(Excerpts from a dataset)
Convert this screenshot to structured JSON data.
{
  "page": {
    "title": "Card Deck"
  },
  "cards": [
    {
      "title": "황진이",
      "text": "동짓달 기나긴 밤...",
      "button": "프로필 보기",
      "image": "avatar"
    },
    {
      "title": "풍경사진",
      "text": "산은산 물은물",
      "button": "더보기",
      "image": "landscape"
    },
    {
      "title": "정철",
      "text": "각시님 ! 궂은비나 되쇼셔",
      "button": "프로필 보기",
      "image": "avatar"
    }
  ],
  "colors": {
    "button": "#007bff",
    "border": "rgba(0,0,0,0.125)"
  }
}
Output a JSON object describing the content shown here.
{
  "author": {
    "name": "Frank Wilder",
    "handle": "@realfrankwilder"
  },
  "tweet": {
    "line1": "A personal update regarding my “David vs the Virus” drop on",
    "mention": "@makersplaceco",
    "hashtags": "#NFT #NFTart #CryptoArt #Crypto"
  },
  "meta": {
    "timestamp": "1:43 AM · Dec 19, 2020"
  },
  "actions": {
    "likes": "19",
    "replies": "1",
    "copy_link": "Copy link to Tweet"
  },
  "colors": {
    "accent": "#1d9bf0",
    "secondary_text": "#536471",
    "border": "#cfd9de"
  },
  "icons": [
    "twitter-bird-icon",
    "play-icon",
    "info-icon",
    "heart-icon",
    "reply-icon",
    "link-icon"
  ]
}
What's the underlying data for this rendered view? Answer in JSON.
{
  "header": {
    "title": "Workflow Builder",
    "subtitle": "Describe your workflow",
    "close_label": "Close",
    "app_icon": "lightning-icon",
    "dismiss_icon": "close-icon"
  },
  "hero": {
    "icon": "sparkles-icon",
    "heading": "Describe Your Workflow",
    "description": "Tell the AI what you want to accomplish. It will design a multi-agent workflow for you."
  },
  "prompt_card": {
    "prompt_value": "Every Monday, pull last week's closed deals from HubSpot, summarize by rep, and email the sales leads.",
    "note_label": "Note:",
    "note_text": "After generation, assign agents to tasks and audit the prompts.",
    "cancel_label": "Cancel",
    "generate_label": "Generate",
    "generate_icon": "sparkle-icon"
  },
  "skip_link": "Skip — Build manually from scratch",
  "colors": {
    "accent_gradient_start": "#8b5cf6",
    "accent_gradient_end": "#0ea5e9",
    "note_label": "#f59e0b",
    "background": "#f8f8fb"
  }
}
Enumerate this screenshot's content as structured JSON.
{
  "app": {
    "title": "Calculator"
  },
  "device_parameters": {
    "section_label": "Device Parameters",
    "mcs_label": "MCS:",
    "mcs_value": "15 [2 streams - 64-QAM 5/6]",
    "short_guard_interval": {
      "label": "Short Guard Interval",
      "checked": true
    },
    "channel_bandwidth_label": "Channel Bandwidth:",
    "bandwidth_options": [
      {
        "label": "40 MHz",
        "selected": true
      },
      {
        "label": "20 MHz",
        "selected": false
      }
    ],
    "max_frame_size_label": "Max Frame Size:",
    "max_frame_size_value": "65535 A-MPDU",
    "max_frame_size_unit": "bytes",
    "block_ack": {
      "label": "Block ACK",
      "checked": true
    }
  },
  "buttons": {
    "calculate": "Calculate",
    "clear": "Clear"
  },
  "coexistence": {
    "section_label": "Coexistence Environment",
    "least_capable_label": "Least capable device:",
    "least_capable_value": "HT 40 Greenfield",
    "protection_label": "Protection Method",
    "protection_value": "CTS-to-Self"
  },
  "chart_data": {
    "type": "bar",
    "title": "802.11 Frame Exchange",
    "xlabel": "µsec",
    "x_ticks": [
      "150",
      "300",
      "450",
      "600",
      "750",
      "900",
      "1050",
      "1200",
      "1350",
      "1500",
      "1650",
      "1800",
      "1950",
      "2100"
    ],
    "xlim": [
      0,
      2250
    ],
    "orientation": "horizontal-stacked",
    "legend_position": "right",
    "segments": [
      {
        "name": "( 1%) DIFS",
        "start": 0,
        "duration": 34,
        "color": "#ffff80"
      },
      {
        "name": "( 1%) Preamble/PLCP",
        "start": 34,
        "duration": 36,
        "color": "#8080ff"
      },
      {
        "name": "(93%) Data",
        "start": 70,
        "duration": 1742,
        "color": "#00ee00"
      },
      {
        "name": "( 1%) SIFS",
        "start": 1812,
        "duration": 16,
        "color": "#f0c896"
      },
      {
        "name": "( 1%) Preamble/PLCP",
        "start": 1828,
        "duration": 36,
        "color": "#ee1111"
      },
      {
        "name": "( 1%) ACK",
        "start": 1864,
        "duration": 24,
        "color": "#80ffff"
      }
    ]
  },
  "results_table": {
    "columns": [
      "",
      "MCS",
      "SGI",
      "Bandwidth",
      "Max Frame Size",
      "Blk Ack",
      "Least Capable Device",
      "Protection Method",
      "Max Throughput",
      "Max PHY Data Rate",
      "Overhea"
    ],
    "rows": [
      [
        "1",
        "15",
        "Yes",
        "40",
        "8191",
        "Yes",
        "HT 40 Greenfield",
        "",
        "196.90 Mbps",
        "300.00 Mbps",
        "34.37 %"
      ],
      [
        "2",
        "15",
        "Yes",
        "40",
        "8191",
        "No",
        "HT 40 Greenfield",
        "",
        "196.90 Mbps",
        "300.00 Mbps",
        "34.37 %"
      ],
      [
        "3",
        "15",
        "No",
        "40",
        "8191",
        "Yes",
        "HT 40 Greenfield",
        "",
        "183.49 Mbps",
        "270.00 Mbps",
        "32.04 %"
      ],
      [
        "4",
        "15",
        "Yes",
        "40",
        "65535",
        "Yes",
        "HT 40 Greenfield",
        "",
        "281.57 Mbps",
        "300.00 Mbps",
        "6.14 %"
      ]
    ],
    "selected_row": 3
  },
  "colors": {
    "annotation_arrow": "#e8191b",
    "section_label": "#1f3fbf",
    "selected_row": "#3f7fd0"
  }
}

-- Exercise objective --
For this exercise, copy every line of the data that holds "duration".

-- Reply to the exercise --
        "duration": 34,
        "duration": 36,
        "duration": 1742,
        "duration": 16,
        "duration": 36,
        "duration": 24,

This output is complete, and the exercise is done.